> _Requirement_
Records follow. Select each line holding "label".

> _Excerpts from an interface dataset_
• • • • • • •

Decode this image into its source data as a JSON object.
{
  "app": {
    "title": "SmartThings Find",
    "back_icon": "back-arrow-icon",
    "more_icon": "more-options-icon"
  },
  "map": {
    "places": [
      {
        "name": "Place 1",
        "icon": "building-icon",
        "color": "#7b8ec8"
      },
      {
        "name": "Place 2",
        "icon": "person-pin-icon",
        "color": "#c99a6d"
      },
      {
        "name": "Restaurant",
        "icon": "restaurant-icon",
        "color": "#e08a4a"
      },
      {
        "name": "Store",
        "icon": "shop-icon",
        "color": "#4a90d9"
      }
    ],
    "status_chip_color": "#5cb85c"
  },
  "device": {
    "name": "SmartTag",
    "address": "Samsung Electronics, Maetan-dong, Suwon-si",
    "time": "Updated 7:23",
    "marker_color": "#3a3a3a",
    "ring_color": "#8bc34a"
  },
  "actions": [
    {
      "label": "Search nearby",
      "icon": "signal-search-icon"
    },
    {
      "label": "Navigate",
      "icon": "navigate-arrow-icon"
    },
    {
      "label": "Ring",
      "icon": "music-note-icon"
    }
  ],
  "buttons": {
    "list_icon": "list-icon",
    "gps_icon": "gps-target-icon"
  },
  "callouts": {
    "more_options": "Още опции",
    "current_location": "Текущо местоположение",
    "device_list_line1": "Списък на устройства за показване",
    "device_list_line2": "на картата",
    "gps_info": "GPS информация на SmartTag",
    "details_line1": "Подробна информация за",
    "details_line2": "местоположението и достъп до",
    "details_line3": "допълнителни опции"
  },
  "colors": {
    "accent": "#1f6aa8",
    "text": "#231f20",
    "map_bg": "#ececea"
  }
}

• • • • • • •

> _Your response_
      "label": "Search nearby",
      "label": "Navigate",
      "label": "Ring",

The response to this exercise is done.